John Urry was born in London on 1 June 1946 and studied for a BA and then an MA in economics at Christ’s College, Cambridge. He then switched to political sociology for his PhD at the same college.
By the time this was finished in 1972, he was already at Lancaster University, where he was to remain for the rest of his life, promoted to head of department in 1983 and professor in 1985, and also serving as dean of the Faculty of Social Sciences and university dean of research. His commitment to his discipline was also shown in his important role in the creation of what is now the Academy of Social Sciences.
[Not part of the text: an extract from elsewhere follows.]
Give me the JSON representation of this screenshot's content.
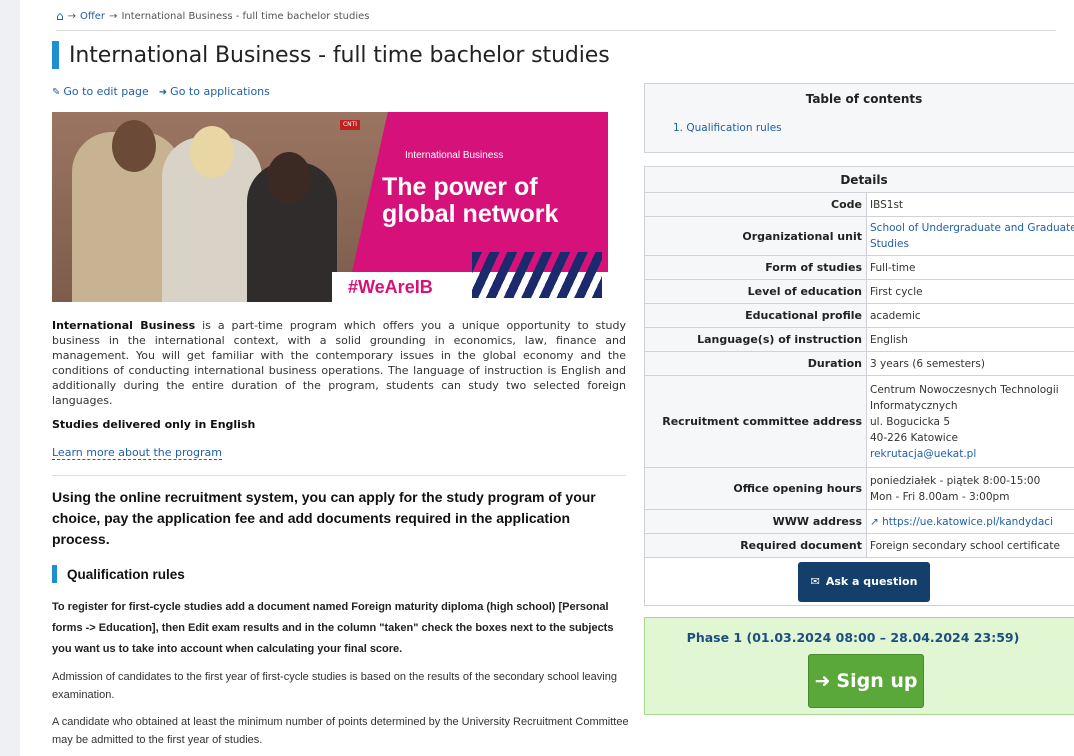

Corinne May-Chahal, current head of the sociology department at Lancaster, recalled Professor Urry as “a restless intellectual spirit” who “worked at the leading edge of theoretical, empirical and applied fields in the social sciences, reflecting social trends and shaping innovative work on emerging fields and policy areas”.
Although “reassuringly ‘local’” in his long-term commitment to Lancaster, he was “equally firmly a ‘cosmopolitan’ with a global intellectual presence”. His astonishing range of interests included “power in Britain, space and time, social theory, localism and regionalism, leisure and tourism, nature and the environment, energy usage, and the complexities of global society”.
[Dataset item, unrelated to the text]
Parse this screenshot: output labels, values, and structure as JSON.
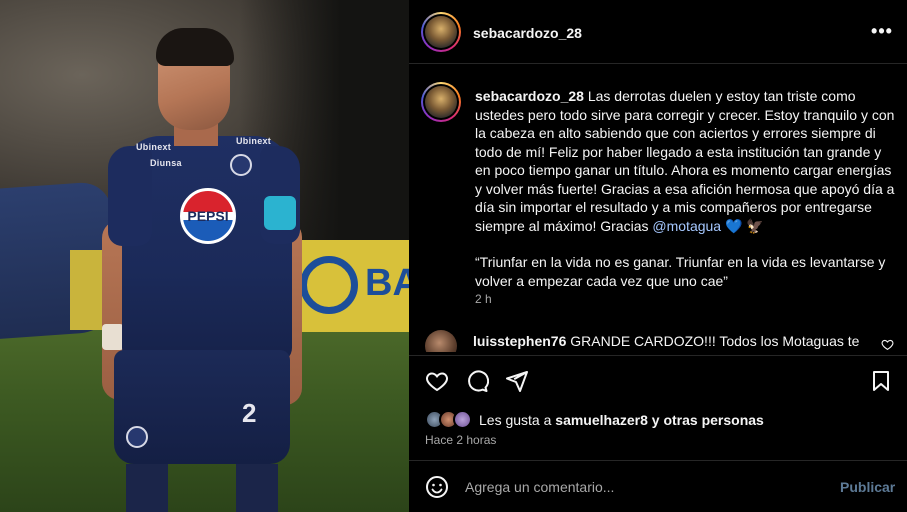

All these themes are explored in Professor Urry’s many books. He worked with the Lancaster Regionalism Group to produce Localities, Class and Gender (1985) and Restructuring: Place, Class and Gender (1990). He made a major contribution to Nick Abercrombie and Alan Warde’s survey of Contemporary British Society (third edition, 2000). Yet he was equally keen to address broader international themes in volumes such as The Tourist Gaze (second edition, 2002) and Global Complexity (2003).
From 2003 to 2015, Professor Urry served as director of Lancaster’s Centre for Mobilities Research, before becoming a founding co-director of the Institute for Social Futures at Lancaster, producing landmark books on Mobilities (2007), Climate Change and Society (2011) and Societies Beyond Oil (2013).
His final book, Offshoring (2014), again broke fresh (and highly topical) ground in exploring how groups such as “high net worth families and individuals” and “the owners/managers of major corporations” have effectively been winning the class war, not least through “the relatively new and striking strategy of offshoring”.
Professor Urry died on 18 March and is survived by his partner, Sylvia Walby – also a professor of sociology at Lancaster – two children and four grandchildren.